Pro Football Focus ranked Liuget in the Top 20 among 3-4 defensive ends in pass rush rating. He also ranks as one of the Top 25 3-4 ends in the league according to PFF. He graded out negatively against the run, but the 25-year-old has acknowledged that there’s plenty of improvements to be made in an effort to round out his game. The good faith gesture of a contract extension shows the Chargers believe he’ll continue to make progress.

“Corey is hard-work personified,” said head coach Mike McCoy said. “He will do whatever it takes to get better and help the team, and he’s still improving. There’s no limit to how good he can be. He has a lot of great football ahead.”

WILKERSON REPORTS TO JETS

Liuget hasn’t been the only defensive lineman selected in the first round of the 2011 draft seeking a contract extension this summer, and an East Coast counterpart is still without one, but reported to New York Jets camp on Tuesday anyway.

Muhammad Wilkerson arrived at Jets mandatory minicamp in New Jersey on Tuesday, electing not to holdout despite frustration with his contract status. The 30th overall pick in the 2011 draft out of Temple is in the final year of his rookie contract, set to make nearly $7 million this season, but has been seeking a long-term commitment from the team. However, Wilkerson does not plan on being a distraction to the team, and that’s why he reported.

“That was a decision that was made over the weekend with me and my agent to come in and work out with the team and get ready,” he said. “[I’m] frustrated. I thought that a deal would be made but at the end of the day it’s a business. These things take time.”

Over the first four season of his career, Wilkerson has emerged as one of the league’s best defensive ends, compiling 24.5 sacks, 237 tackles and seven forced fumbles. Last season, his sack numbers ticked down a bit from a career-high 10.5 in 2013 to six in 2014, but he still ranked as one of the best defensive ends in the league according to Pro Football Focus. Among 3-4 DE, only J.J. Watt and Wilkerson’s Jets teammate Sheldon Richardson had higher overall ratings and Wilkerson tied Richardson for the league’s best rating against the run. His play earned him Pro Football Focus second team All-Pro status last season.

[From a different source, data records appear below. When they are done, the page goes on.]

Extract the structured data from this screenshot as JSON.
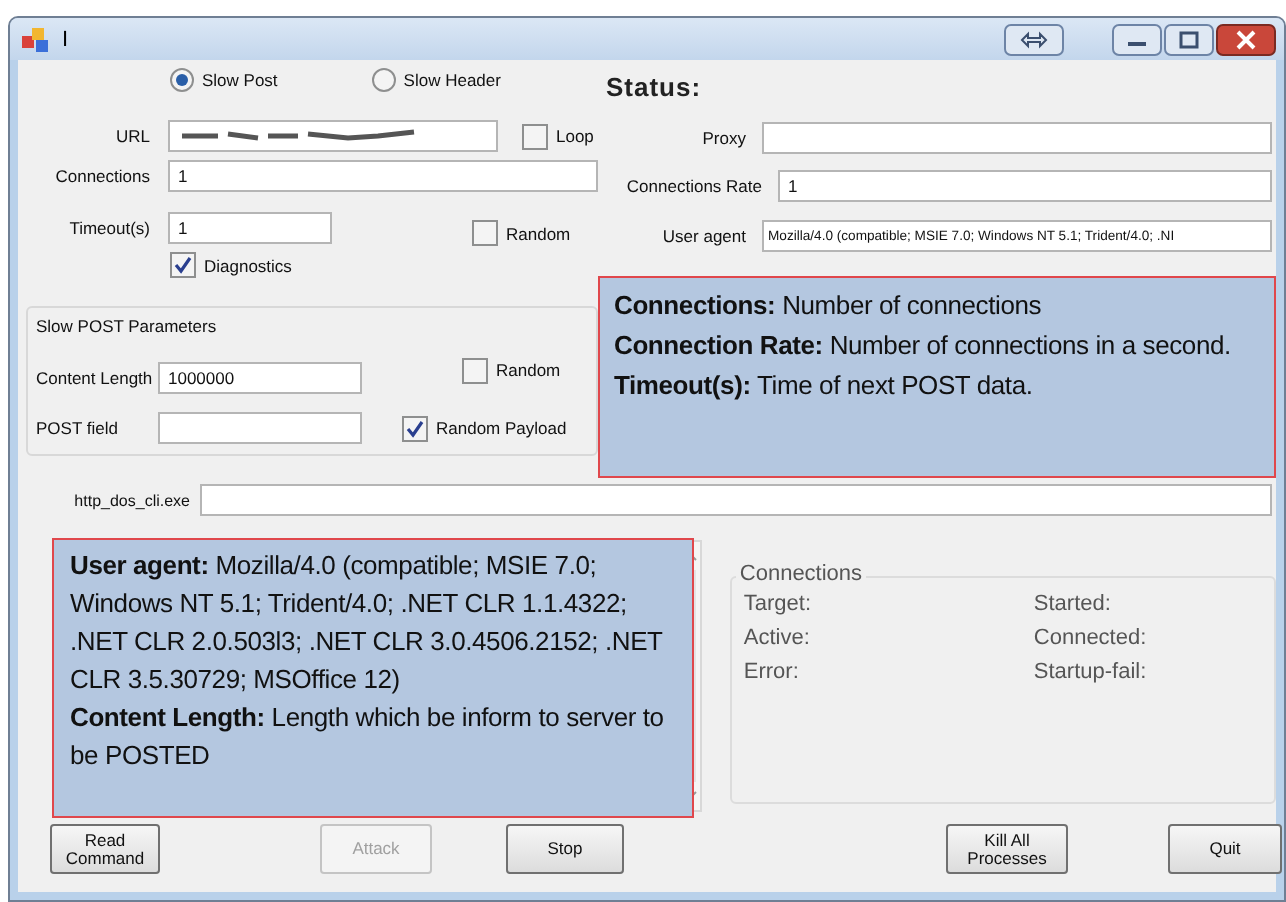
{
  "window": {
    "title": "I"
  },
  "attack_modes": [
    {
      "label": "Slow Post",
      "selected": true
    },
    {
      "label": "Slow Header",
      "selected": false
    }
  ],
  "url": {
    "label": "URL",
    "redacted": true
  },
  "loop": {
    "label": "Loop",
    "checked": false
  },
  "connections": {
    "label": "Connections",
    "value": "1"
  },
  "timeout": {
    "label": "Timeout(s)",
    "value": "1"
  },
  "timeout_random": {
    "label": "Random",
    "checked": false
  },
  "diagnostics": {
    "label": "Diagnostics",
    "checked": true
  },
  "slow_post_parameters": {
    "title": "Slow POST Parameters",
    "content_length": {
      "label": "Content Length",
      "value": "1000000"
    },
    "content_random": {
      "label": "Random",
      "checked": false
    },
    "post_field": {
      "label": "POST field"
    },
    "random_payload": {
      "label": "Random Payload",
      "checked": true
    }
  },
  "status": {
    "heading": "Status:"
  },
  "proxy": {
    "label": "Proxy"
  },
  "connections_rate": {
    "label": "Connections Rate",
    "value": "1"
  },
  "user_agent": {
    "label": "User agent",
    "value": "Mozilla/4.0 (compatible; MSIE 7.0; Windows NT 5.1; Trident/4.0; .NI"
  },
  "executable": {
    "label": "http_dos_cli.exe"
  },
  "connections_panel": {
    "title": "Connections",
    "items": [
      "Target:",
      "Started:",
      "Active:",
      "Connected:",
      "Error:",
      "Startup-fail:"
    ]
  },
  "annotations": [
    {
      "lines": [
        "**Connections:** Number of connections",
        "**Connection  Rate:** Number of connections in a second.",
        "**Timeout(s):** Time of next POST data."
      ]
    },
    {
      "lines": [
        "**User agent:** Mozilla/4.0 (compatible; MSIE 7.0; Windows NT 5.1; Trident/4.0; .NET CLR 1.1.4322; .NET CLR 2.0.503l3; .NET CLR 3.0.4506.2152; .NET CLR 3.5.30729; MSOffice 12)",
        "**Content Length:** Length which be inform to server to be POSTED"
      ]
    }
  ],
  "buttons": [
    {
      "label": "Read\nCommand",
      "disabled": false
    },
    {
      "label": "Attack",
      "disabled": true
    },
    {
      "label": "Stop",
      "disabled": false
    },
    {
      "label": "Kill All\nProcesses",
      "disabled": false
    },
    {
      "label": "Quit",
      "disabled": false
    }
  ]
}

Wilkerson could potentially have an even better season this year after the Jets went out and beefed up the backend of their defense this offseason by bringing back cornerbacks Darrelle Revis and Antonio Cromartie and adding safety Marcus Gilchrist. The coverage of that group should give the Jets trio in the trenches of Wilkerson, Richardson and Damon Harrison even more time to get after the quarterback. Working in tandem, the defensive line and revamped secondary could make New York’s defense one of the best in the NFL in 2015.

“He’s very important to our defense,” Revis told the New York Times of Wilkerson. “He’s a special player.”

New York also added a piece to their already stellar line this offseason with first round pick defensive lineman Leonard Williams (No. 6 overall), perhaps the best player in the draft. That has led to speculation that Wilkerson could be the odd man out given his contract status, but new coach Todd Bowles has said he’s looking forward to utilizing all four players to make the Jets defense as good as it can be. And the coach was pleased to see that despite his frustrations over his contract, the defensive end reported to camp well prepared.

“He knew what he was supposed to do. He had pretty good knowledge of the system, so he studied. That was good to see,” Bowles told reporters of Wilkerson. “Mo is a pro. He understands what his job is, what he has to do. He’s ready.”


About Devon Jeffreys

Devon Jeffreys